“At this stage, without the benefit of a definitive interpretation from the state courts, it would be inappropriate to assume [the status-check provision] will be construed in a way that creates a conflict with federal law,” Kennedy said. “This opinion does not foreclose other pre-emption and constitutional challenges to the law as interpreted and applied after it goes into effect.”

The court overturned three other provisions on pre-emption grounds. “Arizona may have understandable frustrations with the problems caused by illegal immigration while that process continues, but the state may not pursue policies that undermine federal law,” Kennedy said.

The provisions struck down by the court:

• Make it a crime for immigrants to fail to obtain and carry federal registration documents. “Permitting the state to impose its own penalties for the federal offenses here would conflict with the careful framework Congress adopted,” Kennedy wrote.

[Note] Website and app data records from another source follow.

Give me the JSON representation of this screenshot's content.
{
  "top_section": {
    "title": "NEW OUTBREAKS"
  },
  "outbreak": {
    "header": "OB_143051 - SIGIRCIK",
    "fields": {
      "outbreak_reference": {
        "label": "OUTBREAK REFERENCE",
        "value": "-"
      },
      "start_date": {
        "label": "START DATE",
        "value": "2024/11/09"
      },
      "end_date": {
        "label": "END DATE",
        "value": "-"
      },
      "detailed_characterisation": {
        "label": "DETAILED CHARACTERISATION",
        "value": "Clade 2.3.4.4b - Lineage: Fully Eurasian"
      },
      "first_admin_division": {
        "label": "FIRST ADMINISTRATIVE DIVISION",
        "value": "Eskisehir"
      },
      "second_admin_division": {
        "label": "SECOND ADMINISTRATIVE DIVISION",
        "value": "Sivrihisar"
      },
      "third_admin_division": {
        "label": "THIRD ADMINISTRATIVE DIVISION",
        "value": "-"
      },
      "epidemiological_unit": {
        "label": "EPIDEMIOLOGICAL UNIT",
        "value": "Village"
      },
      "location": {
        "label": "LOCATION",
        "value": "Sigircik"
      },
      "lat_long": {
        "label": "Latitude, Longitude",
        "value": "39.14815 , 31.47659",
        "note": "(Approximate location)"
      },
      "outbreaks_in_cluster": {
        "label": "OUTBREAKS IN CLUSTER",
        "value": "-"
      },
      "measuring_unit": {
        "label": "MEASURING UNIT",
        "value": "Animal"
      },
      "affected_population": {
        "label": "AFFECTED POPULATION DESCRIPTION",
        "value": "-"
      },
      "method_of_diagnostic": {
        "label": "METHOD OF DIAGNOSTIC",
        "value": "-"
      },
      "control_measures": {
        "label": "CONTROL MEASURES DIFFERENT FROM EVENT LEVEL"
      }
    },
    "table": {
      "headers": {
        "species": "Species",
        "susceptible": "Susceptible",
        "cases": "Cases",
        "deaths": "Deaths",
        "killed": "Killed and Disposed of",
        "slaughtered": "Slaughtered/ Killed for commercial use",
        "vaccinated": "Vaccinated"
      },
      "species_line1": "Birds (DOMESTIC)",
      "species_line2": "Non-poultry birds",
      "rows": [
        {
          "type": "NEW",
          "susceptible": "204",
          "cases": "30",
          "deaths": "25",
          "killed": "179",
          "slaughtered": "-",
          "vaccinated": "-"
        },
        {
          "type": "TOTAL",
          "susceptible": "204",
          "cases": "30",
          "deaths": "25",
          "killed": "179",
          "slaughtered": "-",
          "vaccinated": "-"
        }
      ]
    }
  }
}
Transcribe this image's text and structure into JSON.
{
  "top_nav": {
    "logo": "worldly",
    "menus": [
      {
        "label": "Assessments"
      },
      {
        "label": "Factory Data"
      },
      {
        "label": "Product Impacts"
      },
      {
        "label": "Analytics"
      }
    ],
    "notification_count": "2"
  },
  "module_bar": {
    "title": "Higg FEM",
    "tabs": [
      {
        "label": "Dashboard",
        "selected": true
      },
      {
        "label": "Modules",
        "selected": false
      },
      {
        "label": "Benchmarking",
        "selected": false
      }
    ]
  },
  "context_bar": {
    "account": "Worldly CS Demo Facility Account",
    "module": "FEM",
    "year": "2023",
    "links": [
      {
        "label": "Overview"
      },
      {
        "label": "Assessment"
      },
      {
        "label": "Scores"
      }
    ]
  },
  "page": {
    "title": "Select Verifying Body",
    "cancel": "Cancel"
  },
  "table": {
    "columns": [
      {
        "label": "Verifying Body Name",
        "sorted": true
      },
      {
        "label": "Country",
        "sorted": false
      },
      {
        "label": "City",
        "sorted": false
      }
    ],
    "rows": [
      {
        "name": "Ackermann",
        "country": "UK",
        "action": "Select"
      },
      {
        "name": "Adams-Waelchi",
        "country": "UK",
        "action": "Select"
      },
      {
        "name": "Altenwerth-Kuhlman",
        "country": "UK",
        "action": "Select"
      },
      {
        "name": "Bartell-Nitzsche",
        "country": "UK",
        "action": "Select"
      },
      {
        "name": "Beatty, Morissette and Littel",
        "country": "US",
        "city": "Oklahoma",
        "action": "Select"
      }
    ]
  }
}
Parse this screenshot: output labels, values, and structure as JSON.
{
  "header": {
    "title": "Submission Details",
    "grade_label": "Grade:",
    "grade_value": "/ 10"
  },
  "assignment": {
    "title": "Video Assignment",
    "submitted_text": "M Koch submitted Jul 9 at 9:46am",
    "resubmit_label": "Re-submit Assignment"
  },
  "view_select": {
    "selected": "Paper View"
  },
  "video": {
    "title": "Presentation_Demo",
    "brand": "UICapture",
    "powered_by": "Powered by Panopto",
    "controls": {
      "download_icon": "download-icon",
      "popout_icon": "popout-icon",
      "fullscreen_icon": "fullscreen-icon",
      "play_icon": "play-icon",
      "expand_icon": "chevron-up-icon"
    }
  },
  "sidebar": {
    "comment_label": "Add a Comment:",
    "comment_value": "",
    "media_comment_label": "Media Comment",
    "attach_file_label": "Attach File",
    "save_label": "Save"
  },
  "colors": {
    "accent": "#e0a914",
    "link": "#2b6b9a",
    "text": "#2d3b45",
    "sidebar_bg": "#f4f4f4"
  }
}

• Make it a crime for illegal immigrants to work or apply for work. Federal law imposes civil rather than criminal penalties for illegal immigrants who engage in unauthorized work, Kennedy said. Although the Arizona law “attempts to achieve one of the same goals as federal law—the deterrence of unlawful employment—it involves a conflict in the method of enforcement,” Kennedy said.

• Authorize warrantless arrests when there is probable cause to believe a person has committed a public offense warranting deportation. Under federal law, an administrative document is issued when an alien is subject to deportation; the attorney general has discretion to authorize an arrest pending a removal decision. The state law authorizes arrests without federal input. “The result could be unnecessary harassment of some aliens (for instance, a veteran, college student, or someone assisting with a criminal investigation) whom federal officials determine should not be removed,” Kennedy said.

Kennedy was joined in his opinion by Chief Justice John G. Roberts Jr. and Justices Ruth Bader Ginsburg, Stephen G. Breyer and Sonia Sotomayor. Justice Elena Kagan did not participate in the case.

“It is fundamental that foreign countries concerned about the status, safety, and security of their nationals in the United States must be able to confer and communicate on this subject with one national sovereign, not the 50 separate states,” Kennedy wrote.

Justice Antonin Scalia would have upheld all four provisions, he wrote in a concurring and dissenting opinion. States had a long-time role in regulating immigration, and the Constitution did not eliminate their power to do so, he said. “Arizona has moved to protect its sovereignty—not in contradiction of federal law, but in complete compliance with it,” he wrote. “The laws under challenge here do not extend or revise federal immigration restrictions, but merely enforce those restrictions more effectively. If securing its territory in this fashion is not within the power of Arizona, we should cease referring to it as a sovereign state.”

Justices Clarence Thomas wrote that he would have upheld all four provisions, though he differed with Scalia on the reason. Justice Samuel A. Alito Jr. would have upheld three provisions.

The case is Arizona v. United States.

In a press release, ABA President Wm. T. (Bill) Robinson III applauded the holding striking down three provisions of the Arizona law. “As the ABA argued in the amicus brief it filed in the case, immigration law and policy are and must remain uniquely federal, with states having no role in immigration enforcement except pursuant to federal authorization and oversight,” Robinson said.”

….Continue reading more @ ABA Journal